Meanwhile, we cannot give the players themselves a pass. Ezekiel Elliott had another fumble, this one completely unforced. CeeDee Lamb dropped a sure touchdown that would have tied the game and possibly changed the course of things. Jaylon Smith let himself get caught on what could have been a pick six, and the team only salvaged a field goal. The run defense broke down again multiple times in the game.
Despite some continuous problems with their play, the owner keeps vociferously defending some players who have at times really hurt the team.
Jerry Jones was asked on @1053thefan about Ezekiel Elliott and Jaylon Smith and the return on investment on the contract extensions that the Dallas Cowboys have given them.
He spoke with great pride about both players and said he would not devote those resources elsewhere. pic.twitter.com/y8bQ5dH4PE
— RJ Ochoa (@rjochoa) November 27, 2020
While Smith had one of his best games of the season, he has been a liability in many others. And Elliott not only has been turning the ball over at the worst rate among all running backs in the league, he has not been breaking any long runs, either. Yet the owner and general manager continues to defend them in what looks a lot like actually justifying his own questionable decisions.

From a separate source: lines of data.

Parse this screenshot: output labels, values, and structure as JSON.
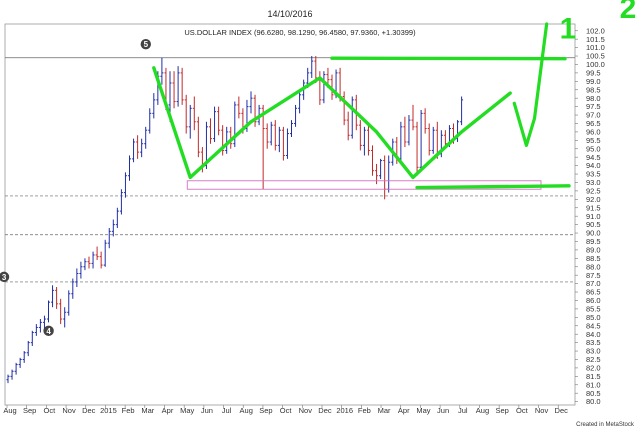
{
  "chart_data": {
    "type": "bar",
    "subtype": "ohlc",
    "date": "14/10/2016",
    "title": "US.DOLLAR INDEX (96.6280, 98.1290, 96.4580, 97.9360, +1.30399)",
    "footer": "Created in MetaStock",
    "ylim": [
      79.8,
      102.4
    ],
    "y_ticks": [
      80.0,
      80.5,
      81.0,
      81.5,
      82.0,
      82.5,
      83.0,
      83.5,
      84.0,
      84.5,
      85.0,
      85.5,
      86.0,
      86.5,
      87.0,
      87.5,
      88.0,
      88.5,
      89.0,
      89.5,
      90.0,
      90.5,
      91.0,
      91.5,
      92.0,
      92.5,
      93.0,
      93.5,
      94.0,
      94.5,
      95.0,
      95.5,
      96.0,
      96.5,
      97.0,
      97.5,
      98.0,
      98.5,
      99.0,
      99.5,
      100.0,
      100.5,
      101.0,
      101.5,
      102.0
    ],
    "x_ticks": [
      "Aug",
      "Sep",
      "Oct",
      "Nov",
      "Dec",
      "2015",
      "Feb",
      "Mar",
      "Apr",
      "May",
      "Jun",
      "Jul",
      "Aug",
      "Sep",
      "Oct",
      "Nov",
      "Dec",
      "2016",
      "Feb",
      "Mar",
      "Apr",
      "May",
      "Jun",
      "Jul",
      "Aug",
      "Sep",
      "Oct",
      "Nov",
      "Dec"
    ],
    "price_bars": [
      [
        81.3,
        81.6,
        81.1,
        81.5
      ],
      [
        81.5,
        81.9,
        81.3,
        81.8
      ],
      [
        81.8,
        82.3,
        81.6,
        82.2
      ],
      [
        82.2,
        82.6,
        82.0,
        82.5
      ],
      [
        82.5,
        83.0,
        82.3,
        82.9
      ],
      [
        82.9,
        83.6,
        82.7,
        83.5
      ],
      [
        83.5,
        84.2,
        83.3,
        84.1
      ],
      [
        84.1,
        84.6,
        83.9,
        84.4
      ],
      [
        84.4,
        84.9,
        84.1,
        84.7
      ],
      [
        84.7,
        85.1,
        84.3,
        84.9
      ],
      [
        84.9,
        86.0,
        84.7,
        85.9
      ],
      [
        85.9,
        86.9,
        85.6,
        86.6
      ],
      [
        86.6,
        86.8,
        85.5,
        85.8
      ],
      [
        85.8,
        86.1,
        84.6,
        84.9
      ],
      [
        84.9,
        85.6,
        84.4,
        85.3
      ],
      [
        85.3,
        86.6,
        85.1,
        86.4
      ],
      [
        86.4,
        87.3,
        86.1,
        87.1
      ],
      [
        87.1,
        87.9,
        86.8,
        87.6
      ],
      [
        87.6,
        88.3,
        87.3,
        88.0
      ],
      [
        88.0,
        88.5,
        87.8,
        88.3
      ],
      [
        88.3,
        88.6,
        87.9,
        88.2
      ],
      [
        88.2,
        88.9,
        87.9,
        88.7
      ],
      [
        88.7,
        89.2,
        88.4,
        88.6
      ],
      [
        88.6,
        88.9,
        87.9,
        88.1
      ],
      [
        88.1,
        89.6,
        88.0,
        89.4
      ],
      [
        89.4,
        90.3,
        89.1,
        90.1
      ],
      [
        90.1,
        90.8,
        89.8,
        90.5
      ],
      [
        90.5,
        91.5,
        90.3,
        91.3
      ],
      [
        91.3,
        92.6,
        91.1,
        92.4
      ],
      [
        92.4,
        93.6,
        92.1,
        93.4
      ],
      [
        93.4,
        94.6,
        93.1,
        94.4
      ],
      [
        94.4,
        95.6,
        94.2,
        95.4
      ],
      [
        95.4,
        95.8,
        94.4,
        94.8
      ],
      [
        94.8,
        95.6,
        94.5,
        95.3
      ],
      [
        95.3,
        96.3,
        95.0,
        96.1
      ],
      [
        96.1,
        97.4,
        95.9,
        97.1
      ],
      [
        97.1,
        98.3,
        96.8,
        97.9
      ],
      [
        97.9,
        99.6,
        97.6,
        99.3
      ],
      [
        99.3,
        100.4,
        98.8,
        99.5
      ],
      [
        99.5,
        99.8,
        97.3,
        97.6
      ],
      [
        97.6,
        99.6,
        96.6,
        98.9
      ],
      [
        98.9,
        99.6,
        97.4,
        97.8
      ],
      [
        97.8,
        99.9,
        97.5,
        99.5
      ],
      [
        99.5,
        99.8,
        97.6,
        97.9
      ],
      [
        97.9,
        98.2,
        95.9,
        96.3
      ],
      [
        96.3,
        97.6,
        95.6,
        97.4
      ],
      [
        97.4,
        98.1,
        96.1,
        96.6
      ],
      [
        96.6,
        96.9,
        94.5,
        94.8
      ],
      [
        94.8,
        95.1,
        93.6,
        94.0
      ],
      [
        94.0,
        96.6,
        93.8,
        96.3
      ],
      [
        96.3,
        96.8,
        95.3,
        95.6
      ],
      [
        95.6,
        97.5,
        95.4,
        97.2
      ],
      [
        97.2,
        97.5,
        95.8,
        96.1
      ],
      [
        96.1,
        96.4,
        94.6,
        94.9
      ],
      [
        94.9,
        96.3,
        94.7,
        96.0
      ],
      [
        96.0,
        96.3,
        95.0,
        95.3
      ],
      [
        95.3,
        97.8,
        95.1,
        97.6
      ],
      [
        97.6,
        98.1,
        96.8,
        97.1
      ],
      [
        97.1,
        97.4,
        95.9,
        96.2
      ],
      [
        96.2,
        97.9,
        96.0,
        97.5
      ],
      [
        97.5,
        98.4,
        97.1,
        98.0
      ],
      [
        98.0,
        98.2,
        96.3,
        96.6
      ],
      [
        96.6,
        97.6,
        96.4,
        97.4
      ],
      [
        97.4,
        97.6,
        92.6,
        96.2
      ],
      [
        96.2,
        96.5,
        95.0,
        95.4
      ],
      [
        95.4,
        96.6,
        95.2,
        96.4
      ],
      [
        96.4,
        96.7,
        94.9,
        95.2
      ],
      [
        95.2,
        96.3,
        94.8,
        96.1
      ],
      [
        96.1,
        96.3,
        94.3,
        94.6
      ],
      [
        94.6,
        96.2,
        94.4,
        95.9
      ],
      [
        95.9,
        96.7,
        95.7,
        96.5
      ],
      [
        96.5,
        97.6,
        96.3,
        97.4
      ],
      [
        97.4,
        98.4,
        97.1,
        98.2
      ],
      [
        98.2,
        99.1,
        97.9,
        98.9
      ],
      [
        98.9,
        99.8,
        98.6,
        99.5
      ],
      [
        99.5,
        100.5,
        99.2,
        100.2
      ],
      [
        100.2,
        100.5,
        98.9,
        99.2
      ],
      [
        99.2,
        99.6,
        97.6,
        97.9
      ],
      [
        97.9,
        99.6,
        97.7,
        99.4
      ],
      [
        99.4,
        99.8,
        98.6,
        99.1
      ],
      [
        99.1,
        99.4,
        97.9,
        98.2
      ],
      [
        98.2,
        99.7,
        98.0,
        99.5
      ],
      [
        99.5,
        99.8,
        97.8,
        98.1
      ],
      [
        98.1,
        98.4,
        96.4,
        96.7
      ],
      [
        96.7,
        97.2,
        95.5,
        95.8
      ],
      [
        95.8,
        98.1,
        95.6,
        97.9
      ],
      [
        97.9,
        98.2,
        96.1,
        96.4
      ],
      [
        96.4,
        96.7,
        94.9,
        95.2
      ],
      [
        95.2,
        96.3,
        94.6,
        96.1
      ],
      [
        96.1,
        96.4,
        94.6,
        94.9
      ],
      [
        94.9,
        95.2,
        93.4,
        93.7
      ],
      [
        93.7,
        94.1,
        92.9,
        93.4
      ],
      [
        93.4,
        94.4,
        93.2,
        94.3
      ],
      [
        94.3,
        94.6,
        92.0,
        92.6
      ],
      [
        92.6,
        94.6,
        92.4,
        94.2
      ],
      [
        94.2,
        95.6,
        94.0,
        95.4
      ],
      [
        95.4,
        95.7,
        94.1,
        94.4
      ],
      [
        94.4,
        96.6,
        94.2,
        96.3
      ],
      [
        96.3,
        96.9,
        95.1,
        95.4
      ],
      [
        95.4,
        97.0,
        95.2,
        96.7
      ],
      [
        96.7,
        97.6,
        96.1,
        96.3
      ],
      [
        96.3,
        96.6,
        93.4,
        93.9
      ],
      [
        93.9,
        97.3,
        93.7,
        97.1
      ],
      [
        97.1,
        97.4,
        95.9,
        96.2
      ],
      [
        96.2,
        96.5,
        94.6,
        94.9
      ],
      [
        94.9,
        96.3,
        94.7,
        96.1
      ],
      [
        96.1,
        96.6,
        94.4,
        94.7
      ],
      [
        94.7,
        96.1,
        94.5,
        95.8
      ],
      [
        95.8,
        96.1,
        95.0,
        95.3
      ],
      [
        95.3,
        96.4,
        95.1,
        96.2
      ],
      [
        96.2,
        96.5,
        95.3,
        95.6
      ],
      [
        95.6,
        96.7,
        95.4,
        96.6
      ],
      [
        96.6,
        98.1,
        96.4,
        97.9
      ]
    ],
    "support_levels": [
      92.2,
      89.9,
      87.1
    ],
    "resistance_level": 100.4,
    "consolidation_box": [
      92.6,
      93.1
    ],
    "wave_labels": [
      {
        "label": "5",
        "bar": 36,
        "price": 101.2
      },
      {
        "label": "3",
        "bar": 1,
        "price": 87.4
      },
      {
        "label": "4",
        "bar": 12,
        "price": 84.2
      }
    ],
    "projection_labels": [
      {
        "label": "1",
        "price": 101.9
      },
      {
        "label": "2",
        "price": 103.1
      }
    ],
    "hand_drawn_path_points": [
      [
        36,
        99.8
      ],
      [
        45,
        93.3
      ],
      [
        60,
        96.6
      ],
      [
        77,
        99.2
      ],
      [
        91,
        96.0
      ],
      [
        100,
        93.3
      ],
      [
        112,
        96.0
      ],
      [
        124,
        98.3
      ]
    ],
    "hand_drawn_wave2_points": [
      [
        125,
        97.7
      ],
      [
        128,
        95.2
      ],
      [
        130,
        96.8
      ],
      [
        133,
        102.4
      ]
    ],
    "colors": {
      "up_bar": "#1f2fa8",
      "down_bar": "#c22a2a",
      "annotation": "#22dd22",
      "box": "#d070c0",
      "grid": "#666666",
      "resistance": "#666666"
    }
  }
}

Obviously the coaching staff is getting a lot of criticism for their failed fourth down attempts in the game. A deeper look at the plays reveals that going for it wasn’t really the issue, except maybe on the fake punt. The team was struggling to maintain any offensive momentum and needed to extend drives. The problem was the play-calling, particularly going with a pass rather than a QB sneak when they just needed a half yard to convert on the first one.
Still, it is hard to determine just how much blame the coaching staff deserves when they are faced with so many injury issues and a constant reshuffling of the lineup. That extends to the defense, where the secondary is also changing almost every week, Leighton Vander Esch and Sean Lee have both been out at times, and they are just now getting Randy Gregory, who posted two sacks, back into the defensive end rotation.
Just as this is threatening to be a lost season in the record book, it is turning into a confused, and at times opaque, one in figuring out just what the staff is doing, or can do. And amazingly, that book may not be closed. The Cowboys still are lurking just one game out of the division lead, with the next opponent, the Baltimore Ravens, in the throes of a COVID breakout, including their starting quarterback, Lamar Jackson. Now the scheduled Thursday night game this week between the Cowboys and the Ravens will be played a week from Monday as Baltimore’s game with the Pittsburgh Steelers has been pushed back to Tuesday night – assuming the Ravens are able to get back on the field by then. Who knows how Dallas’ game will turn out? And they still face some pretty weak teams down the stretch.
This has not just been a highly disappointing season for the Cowboys. It is as confusing as any in memory. We still probably are going to see them land a high draft pick. It is just not at all how we wish things had developed.